*What you have to do:*
Your response should contain every line from the data below that holds the string "entries".
━━━━━ Source material
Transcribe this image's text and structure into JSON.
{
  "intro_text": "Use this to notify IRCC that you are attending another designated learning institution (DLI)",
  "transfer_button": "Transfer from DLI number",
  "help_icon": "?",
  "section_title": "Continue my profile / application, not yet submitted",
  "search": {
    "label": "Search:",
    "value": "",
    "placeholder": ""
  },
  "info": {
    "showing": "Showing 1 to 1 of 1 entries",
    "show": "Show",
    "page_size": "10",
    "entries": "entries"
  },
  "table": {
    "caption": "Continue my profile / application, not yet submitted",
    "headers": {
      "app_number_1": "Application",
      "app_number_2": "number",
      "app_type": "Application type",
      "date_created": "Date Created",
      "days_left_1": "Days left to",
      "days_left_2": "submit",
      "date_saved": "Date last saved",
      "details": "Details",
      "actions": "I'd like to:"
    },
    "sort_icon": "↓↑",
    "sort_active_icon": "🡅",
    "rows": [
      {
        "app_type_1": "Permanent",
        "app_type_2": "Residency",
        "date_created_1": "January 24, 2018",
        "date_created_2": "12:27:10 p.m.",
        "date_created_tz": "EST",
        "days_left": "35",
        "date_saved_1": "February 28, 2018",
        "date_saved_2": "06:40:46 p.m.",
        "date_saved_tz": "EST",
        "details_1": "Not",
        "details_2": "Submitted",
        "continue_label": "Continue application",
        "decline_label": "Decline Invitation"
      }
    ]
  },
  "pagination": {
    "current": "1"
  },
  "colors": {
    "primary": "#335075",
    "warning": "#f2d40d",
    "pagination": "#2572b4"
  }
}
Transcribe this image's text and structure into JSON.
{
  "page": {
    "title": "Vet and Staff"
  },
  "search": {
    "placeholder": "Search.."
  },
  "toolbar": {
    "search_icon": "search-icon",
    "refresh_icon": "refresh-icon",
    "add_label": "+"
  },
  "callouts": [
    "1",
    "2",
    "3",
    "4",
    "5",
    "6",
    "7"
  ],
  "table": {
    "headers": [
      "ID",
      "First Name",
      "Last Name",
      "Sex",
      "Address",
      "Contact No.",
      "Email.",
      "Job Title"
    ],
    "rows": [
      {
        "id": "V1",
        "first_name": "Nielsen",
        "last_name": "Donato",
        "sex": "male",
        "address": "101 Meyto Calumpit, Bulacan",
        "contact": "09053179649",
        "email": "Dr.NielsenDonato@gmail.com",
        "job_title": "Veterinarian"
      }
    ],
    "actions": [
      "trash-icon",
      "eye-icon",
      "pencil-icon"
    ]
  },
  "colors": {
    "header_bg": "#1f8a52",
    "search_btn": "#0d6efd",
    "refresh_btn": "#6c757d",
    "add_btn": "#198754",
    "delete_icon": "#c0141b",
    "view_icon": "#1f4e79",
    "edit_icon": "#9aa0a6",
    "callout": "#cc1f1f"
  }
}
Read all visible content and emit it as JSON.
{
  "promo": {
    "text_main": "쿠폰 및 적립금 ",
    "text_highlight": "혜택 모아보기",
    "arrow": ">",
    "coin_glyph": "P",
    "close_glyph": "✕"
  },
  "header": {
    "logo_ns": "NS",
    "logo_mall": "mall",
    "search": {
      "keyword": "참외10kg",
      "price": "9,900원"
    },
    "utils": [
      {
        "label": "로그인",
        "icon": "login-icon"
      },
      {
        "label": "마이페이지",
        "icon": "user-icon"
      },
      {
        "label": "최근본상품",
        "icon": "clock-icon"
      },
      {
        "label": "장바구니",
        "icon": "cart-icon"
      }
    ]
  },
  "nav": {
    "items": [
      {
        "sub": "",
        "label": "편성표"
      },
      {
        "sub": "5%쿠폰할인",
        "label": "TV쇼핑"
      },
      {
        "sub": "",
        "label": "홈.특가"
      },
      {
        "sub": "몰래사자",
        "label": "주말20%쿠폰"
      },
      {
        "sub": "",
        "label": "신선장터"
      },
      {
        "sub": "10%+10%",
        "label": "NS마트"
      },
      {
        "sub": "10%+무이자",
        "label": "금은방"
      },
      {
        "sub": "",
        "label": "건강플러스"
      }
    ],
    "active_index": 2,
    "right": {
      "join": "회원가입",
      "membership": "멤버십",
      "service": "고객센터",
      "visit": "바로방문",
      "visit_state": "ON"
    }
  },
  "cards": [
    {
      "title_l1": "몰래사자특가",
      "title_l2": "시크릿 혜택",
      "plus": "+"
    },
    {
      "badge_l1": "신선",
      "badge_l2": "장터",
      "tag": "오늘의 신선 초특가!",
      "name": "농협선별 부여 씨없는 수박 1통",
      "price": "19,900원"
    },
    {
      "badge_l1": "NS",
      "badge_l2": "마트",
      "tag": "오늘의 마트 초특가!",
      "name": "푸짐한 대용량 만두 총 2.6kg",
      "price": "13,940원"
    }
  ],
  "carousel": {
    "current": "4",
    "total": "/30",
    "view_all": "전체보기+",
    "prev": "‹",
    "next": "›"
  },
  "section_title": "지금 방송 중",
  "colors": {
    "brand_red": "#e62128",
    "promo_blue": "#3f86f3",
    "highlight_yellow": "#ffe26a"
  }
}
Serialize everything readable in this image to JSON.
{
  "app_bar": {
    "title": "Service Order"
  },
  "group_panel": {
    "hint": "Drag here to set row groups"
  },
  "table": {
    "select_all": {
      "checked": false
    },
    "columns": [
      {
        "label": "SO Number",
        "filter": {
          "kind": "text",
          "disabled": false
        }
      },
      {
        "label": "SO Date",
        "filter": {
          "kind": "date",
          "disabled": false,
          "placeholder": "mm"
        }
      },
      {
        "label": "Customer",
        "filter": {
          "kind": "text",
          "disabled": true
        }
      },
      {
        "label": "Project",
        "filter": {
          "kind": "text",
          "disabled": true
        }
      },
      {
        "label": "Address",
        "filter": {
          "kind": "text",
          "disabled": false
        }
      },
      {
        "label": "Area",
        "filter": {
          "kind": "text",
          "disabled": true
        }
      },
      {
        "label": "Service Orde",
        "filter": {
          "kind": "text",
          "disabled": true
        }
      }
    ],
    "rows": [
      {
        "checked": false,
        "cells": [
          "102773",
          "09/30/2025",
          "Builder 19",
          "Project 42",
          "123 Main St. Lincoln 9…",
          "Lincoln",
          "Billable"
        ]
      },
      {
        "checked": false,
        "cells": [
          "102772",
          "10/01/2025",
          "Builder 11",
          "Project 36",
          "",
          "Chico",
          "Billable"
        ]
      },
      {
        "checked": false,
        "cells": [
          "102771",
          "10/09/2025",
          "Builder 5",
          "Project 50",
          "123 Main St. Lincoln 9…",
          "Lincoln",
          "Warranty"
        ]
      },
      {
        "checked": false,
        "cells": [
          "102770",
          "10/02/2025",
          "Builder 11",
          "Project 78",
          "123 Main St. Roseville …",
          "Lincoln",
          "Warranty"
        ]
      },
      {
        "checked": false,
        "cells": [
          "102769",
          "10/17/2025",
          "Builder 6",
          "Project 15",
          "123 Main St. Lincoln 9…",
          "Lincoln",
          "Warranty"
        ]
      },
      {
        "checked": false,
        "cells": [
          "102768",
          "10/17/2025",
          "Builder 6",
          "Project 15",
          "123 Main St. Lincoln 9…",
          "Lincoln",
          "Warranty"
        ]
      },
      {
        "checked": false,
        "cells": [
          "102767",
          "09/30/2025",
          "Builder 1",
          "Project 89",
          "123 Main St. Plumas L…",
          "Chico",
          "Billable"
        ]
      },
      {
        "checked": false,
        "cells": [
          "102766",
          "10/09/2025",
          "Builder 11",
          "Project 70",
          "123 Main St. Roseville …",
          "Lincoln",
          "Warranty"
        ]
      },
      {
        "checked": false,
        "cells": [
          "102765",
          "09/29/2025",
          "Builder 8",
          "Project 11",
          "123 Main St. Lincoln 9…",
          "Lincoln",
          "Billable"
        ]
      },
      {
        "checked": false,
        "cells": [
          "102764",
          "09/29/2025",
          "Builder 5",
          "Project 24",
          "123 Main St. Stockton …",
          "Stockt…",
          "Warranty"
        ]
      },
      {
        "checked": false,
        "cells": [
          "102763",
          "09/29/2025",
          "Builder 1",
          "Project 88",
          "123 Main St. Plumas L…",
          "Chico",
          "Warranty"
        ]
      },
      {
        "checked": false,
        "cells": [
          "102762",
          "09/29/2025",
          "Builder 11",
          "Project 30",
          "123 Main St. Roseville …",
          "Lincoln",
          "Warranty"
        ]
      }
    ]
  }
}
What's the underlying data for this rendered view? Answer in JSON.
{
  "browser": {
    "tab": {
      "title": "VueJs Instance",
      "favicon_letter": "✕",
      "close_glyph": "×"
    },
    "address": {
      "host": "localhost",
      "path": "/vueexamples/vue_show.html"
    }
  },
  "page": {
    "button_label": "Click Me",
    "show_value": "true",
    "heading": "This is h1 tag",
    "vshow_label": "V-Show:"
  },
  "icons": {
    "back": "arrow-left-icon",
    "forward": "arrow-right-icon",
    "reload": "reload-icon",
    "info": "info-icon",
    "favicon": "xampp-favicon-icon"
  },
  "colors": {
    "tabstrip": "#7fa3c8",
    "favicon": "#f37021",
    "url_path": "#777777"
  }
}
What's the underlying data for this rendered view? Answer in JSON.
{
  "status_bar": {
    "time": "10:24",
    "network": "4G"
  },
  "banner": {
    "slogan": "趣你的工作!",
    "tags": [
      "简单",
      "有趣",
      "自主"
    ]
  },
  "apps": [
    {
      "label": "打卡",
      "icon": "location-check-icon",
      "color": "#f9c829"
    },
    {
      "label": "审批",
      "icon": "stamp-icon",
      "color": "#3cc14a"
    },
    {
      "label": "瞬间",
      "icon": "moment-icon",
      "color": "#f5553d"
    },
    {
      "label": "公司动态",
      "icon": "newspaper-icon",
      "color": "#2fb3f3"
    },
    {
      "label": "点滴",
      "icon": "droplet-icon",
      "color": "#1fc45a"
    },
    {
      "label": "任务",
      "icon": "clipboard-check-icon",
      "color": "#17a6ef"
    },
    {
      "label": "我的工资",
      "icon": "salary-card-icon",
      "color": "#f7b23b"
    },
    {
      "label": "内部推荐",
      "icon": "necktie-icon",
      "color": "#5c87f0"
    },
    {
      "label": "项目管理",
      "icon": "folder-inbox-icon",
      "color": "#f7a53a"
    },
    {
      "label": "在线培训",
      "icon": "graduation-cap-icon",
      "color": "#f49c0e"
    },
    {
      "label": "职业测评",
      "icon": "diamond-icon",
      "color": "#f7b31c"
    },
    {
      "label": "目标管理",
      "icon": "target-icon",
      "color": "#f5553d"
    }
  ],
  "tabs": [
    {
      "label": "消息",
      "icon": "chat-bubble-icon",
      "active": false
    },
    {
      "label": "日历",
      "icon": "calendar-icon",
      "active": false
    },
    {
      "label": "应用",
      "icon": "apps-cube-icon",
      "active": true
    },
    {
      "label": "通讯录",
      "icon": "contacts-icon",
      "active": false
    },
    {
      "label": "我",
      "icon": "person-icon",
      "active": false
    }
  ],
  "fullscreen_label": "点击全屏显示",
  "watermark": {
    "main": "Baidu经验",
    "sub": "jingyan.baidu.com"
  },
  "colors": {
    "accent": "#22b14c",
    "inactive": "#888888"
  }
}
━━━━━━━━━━
*Expected answer:*
    "showing": "Showing 1 to 1 of 1 entries",
    "entries": "entries"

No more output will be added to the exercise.